"That'll feel good on these old bones," he muttered as he walked past the oversize Jacuzzi and back into his bedroom, closing the bathroom door behind him. "Warm it up a little in there first," he said.
The ten o'clock news would just be starting. He lay down on his bed, grabbed the remote control, and flicked on the television. What a day, he thought, chuckling happily. Making plans to give away several million bucks can really tire you out. Nat closed his eyes for what he thought would be a moment but quickly dozed off. When he awoke with a start, the clock on the bedside table read 10:38.
Nat pulled his eighty-three-year-old body up and slid down off the old-fashioned four-poster bed that his dear wife had purchased three decades ago at a most serendipitous garage sale. As he pushed open the bathroom door, a wall of steam enveloped him. "Ahhhhhh," he grunted as he took off his bathrobe and hung it on a hook.
But something was wrong. He peered through the steam and stepped toward the Jacuzzi. It was filled with water. "What?" he said aloud as fear clutched his heart. "I didn't turn this on...did I?"
"No, you didn't."
Startled, Nat spun around. He started to speak, but before the words came out, an intruder emerged from the steam and gave Nat a forceful shove that sent him hurtling backward into the Jacuzzi. Nat's head banged against the side of the tub before it slid below the surface of the water.

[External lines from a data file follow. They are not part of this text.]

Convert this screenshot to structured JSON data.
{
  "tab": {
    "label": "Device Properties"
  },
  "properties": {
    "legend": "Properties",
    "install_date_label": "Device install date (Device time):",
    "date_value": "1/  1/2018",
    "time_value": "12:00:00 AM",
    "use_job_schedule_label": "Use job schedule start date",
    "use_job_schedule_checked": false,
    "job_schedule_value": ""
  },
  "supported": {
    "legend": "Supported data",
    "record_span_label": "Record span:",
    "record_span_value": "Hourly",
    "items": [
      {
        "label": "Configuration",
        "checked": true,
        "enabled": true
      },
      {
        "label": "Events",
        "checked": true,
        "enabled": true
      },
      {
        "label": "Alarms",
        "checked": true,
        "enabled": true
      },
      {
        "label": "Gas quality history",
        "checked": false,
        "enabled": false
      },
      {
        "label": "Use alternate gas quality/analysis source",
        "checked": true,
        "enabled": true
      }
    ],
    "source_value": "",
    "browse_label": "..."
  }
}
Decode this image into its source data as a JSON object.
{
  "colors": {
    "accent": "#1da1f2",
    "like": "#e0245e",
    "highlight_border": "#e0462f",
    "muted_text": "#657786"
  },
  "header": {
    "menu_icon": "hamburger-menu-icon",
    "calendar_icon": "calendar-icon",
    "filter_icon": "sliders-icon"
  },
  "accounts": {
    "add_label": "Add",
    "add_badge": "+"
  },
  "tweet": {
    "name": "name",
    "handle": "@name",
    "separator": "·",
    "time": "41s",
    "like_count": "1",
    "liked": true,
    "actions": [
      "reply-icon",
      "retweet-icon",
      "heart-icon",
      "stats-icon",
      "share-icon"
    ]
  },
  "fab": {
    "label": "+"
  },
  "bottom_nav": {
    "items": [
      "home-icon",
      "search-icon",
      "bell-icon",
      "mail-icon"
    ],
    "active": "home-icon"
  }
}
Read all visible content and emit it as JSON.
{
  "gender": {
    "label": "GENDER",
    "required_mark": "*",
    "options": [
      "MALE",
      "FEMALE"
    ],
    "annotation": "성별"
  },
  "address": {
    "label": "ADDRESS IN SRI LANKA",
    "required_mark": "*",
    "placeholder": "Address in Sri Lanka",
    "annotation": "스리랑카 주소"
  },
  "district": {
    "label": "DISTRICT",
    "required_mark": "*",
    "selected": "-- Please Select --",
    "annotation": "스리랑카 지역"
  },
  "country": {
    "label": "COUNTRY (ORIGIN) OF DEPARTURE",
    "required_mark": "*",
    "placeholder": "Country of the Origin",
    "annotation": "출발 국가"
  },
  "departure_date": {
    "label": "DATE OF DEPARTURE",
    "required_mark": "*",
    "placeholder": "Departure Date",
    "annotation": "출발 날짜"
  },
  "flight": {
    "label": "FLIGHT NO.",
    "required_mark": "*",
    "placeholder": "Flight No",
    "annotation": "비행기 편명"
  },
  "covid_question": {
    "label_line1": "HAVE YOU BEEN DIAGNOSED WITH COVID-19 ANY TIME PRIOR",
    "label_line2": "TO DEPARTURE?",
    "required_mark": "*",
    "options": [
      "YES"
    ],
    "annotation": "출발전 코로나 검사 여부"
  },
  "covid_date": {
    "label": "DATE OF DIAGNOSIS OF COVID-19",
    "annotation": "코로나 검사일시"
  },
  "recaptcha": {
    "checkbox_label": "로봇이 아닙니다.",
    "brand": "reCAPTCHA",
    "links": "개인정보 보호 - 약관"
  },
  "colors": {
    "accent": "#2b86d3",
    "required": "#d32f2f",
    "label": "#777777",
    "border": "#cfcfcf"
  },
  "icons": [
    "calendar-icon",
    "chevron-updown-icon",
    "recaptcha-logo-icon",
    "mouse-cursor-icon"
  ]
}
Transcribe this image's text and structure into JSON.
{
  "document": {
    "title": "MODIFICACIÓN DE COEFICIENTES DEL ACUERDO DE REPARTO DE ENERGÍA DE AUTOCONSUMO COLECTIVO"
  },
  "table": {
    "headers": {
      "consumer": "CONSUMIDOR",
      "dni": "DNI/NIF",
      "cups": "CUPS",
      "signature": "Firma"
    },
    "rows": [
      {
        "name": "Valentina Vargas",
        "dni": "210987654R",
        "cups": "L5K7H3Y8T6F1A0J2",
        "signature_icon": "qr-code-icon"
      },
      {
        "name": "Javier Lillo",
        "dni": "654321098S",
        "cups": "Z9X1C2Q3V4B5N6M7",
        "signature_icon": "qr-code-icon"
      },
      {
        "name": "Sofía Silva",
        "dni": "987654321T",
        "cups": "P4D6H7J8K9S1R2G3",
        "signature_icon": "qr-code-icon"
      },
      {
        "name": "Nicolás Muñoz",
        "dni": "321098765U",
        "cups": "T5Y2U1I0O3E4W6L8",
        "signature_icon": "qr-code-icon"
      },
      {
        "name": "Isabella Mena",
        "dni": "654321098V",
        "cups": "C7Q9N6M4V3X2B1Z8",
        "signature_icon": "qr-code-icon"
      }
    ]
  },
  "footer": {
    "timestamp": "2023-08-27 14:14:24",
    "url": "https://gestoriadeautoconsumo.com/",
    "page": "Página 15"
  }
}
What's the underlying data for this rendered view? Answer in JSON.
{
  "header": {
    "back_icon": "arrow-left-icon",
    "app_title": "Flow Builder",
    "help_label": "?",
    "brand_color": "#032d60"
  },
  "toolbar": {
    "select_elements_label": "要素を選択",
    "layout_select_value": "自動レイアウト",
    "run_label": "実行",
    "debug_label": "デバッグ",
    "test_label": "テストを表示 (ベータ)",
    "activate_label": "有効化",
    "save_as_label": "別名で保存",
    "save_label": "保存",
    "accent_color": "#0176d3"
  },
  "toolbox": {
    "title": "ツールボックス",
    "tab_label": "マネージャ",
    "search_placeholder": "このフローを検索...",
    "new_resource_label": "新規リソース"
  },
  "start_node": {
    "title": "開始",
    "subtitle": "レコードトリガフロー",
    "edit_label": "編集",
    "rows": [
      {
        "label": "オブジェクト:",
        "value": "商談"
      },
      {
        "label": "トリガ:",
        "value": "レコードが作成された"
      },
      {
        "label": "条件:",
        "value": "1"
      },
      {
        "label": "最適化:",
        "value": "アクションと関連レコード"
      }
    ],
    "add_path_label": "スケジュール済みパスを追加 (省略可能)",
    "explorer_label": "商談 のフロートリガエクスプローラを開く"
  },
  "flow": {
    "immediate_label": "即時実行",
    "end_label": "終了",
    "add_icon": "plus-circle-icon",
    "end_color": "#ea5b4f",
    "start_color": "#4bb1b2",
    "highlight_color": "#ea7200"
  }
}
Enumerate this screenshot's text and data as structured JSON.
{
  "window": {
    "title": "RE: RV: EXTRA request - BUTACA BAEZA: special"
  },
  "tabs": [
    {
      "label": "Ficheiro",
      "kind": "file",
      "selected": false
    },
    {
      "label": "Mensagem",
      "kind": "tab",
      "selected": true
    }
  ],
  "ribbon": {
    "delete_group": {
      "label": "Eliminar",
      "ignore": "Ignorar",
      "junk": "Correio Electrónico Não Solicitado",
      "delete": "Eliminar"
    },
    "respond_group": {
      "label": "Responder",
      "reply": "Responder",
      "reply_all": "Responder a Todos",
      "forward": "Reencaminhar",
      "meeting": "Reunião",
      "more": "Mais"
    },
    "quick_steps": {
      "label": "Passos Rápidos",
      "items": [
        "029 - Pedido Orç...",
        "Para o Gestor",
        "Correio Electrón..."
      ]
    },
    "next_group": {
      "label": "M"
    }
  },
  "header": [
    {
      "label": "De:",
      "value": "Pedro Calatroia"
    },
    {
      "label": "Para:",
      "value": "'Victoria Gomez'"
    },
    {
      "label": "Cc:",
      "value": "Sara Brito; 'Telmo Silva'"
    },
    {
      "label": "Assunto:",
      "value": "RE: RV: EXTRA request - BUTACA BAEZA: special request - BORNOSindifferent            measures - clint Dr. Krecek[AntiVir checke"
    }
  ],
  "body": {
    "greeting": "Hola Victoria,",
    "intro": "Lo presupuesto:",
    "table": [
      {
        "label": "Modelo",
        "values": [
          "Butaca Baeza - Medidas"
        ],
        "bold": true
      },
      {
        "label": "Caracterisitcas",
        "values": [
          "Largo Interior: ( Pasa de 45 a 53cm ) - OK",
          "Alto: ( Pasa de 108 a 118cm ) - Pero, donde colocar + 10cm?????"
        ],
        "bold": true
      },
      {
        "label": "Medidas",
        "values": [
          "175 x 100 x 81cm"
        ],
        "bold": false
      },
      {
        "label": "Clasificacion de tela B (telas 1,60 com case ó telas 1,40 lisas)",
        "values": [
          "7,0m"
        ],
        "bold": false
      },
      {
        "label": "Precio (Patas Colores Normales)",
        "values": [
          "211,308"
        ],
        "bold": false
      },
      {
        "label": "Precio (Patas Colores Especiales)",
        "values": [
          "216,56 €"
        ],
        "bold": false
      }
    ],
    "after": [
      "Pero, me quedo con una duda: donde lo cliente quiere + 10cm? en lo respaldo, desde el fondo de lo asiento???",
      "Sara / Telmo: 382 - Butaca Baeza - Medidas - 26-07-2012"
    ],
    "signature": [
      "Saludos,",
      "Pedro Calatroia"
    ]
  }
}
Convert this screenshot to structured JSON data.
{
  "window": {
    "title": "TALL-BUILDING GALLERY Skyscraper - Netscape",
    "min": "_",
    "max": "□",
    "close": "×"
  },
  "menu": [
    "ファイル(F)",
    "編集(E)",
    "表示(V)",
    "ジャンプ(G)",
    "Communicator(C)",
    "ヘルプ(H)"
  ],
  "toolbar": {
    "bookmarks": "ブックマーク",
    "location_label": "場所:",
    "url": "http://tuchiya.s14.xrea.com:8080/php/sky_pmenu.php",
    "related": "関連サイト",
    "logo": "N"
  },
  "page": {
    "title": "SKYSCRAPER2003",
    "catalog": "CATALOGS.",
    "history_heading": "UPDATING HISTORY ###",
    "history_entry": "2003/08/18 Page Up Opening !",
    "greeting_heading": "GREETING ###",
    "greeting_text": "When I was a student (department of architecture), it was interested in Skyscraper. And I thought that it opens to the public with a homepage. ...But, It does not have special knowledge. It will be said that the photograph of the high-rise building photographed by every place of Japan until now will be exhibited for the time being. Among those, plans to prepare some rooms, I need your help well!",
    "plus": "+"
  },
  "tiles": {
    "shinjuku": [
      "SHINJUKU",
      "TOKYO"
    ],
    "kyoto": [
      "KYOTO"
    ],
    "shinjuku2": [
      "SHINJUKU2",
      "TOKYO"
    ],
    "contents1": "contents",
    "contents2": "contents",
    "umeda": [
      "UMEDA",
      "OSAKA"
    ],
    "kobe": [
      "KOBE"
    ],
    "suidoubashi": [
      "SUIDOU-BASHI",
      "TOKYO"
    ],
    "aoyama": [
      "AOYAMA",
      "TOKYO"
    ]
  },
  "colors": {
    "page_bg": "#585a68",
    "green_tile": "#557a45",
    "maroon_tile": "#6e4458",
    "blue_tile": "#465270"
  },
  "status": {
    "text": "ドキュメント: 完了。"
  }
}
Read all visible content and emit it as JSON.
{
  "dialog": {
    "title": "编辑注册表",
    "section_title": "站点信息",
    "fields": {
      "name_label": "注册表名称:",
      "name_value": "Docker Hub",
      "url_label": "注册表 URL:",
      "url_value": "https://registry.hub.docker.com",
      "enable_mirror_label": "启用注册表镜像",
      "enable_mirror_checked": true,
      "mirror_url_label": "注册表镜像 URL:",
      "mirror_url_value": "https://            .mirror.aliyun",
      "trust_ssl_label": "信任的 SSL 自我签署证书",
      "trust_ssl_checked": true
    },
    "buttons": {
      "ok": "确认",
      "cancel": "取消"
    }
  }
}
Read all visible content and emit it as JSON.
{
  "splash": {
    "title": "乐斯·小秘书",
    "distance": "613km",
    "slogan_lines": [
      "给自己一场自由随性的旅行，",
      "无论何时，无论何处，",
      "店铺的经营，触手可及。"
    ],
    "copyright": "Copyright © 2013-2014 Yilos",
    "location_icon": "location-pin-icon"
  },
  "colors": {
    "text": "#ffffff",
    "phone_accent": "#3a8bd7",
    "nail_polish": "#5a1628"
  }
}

"Perfect." The intruder watched as Nat's body settled into a nearly motionless state, swaying ever so gently with the movement of the slowly calming water. "It's a shame how many people lose their lives when they slip in the tub. A crying shame."
A moment later, the shower jets were turned off and the inside of the stall had been wiped dry.
Copyright © 2001 by Carol Higgins Clark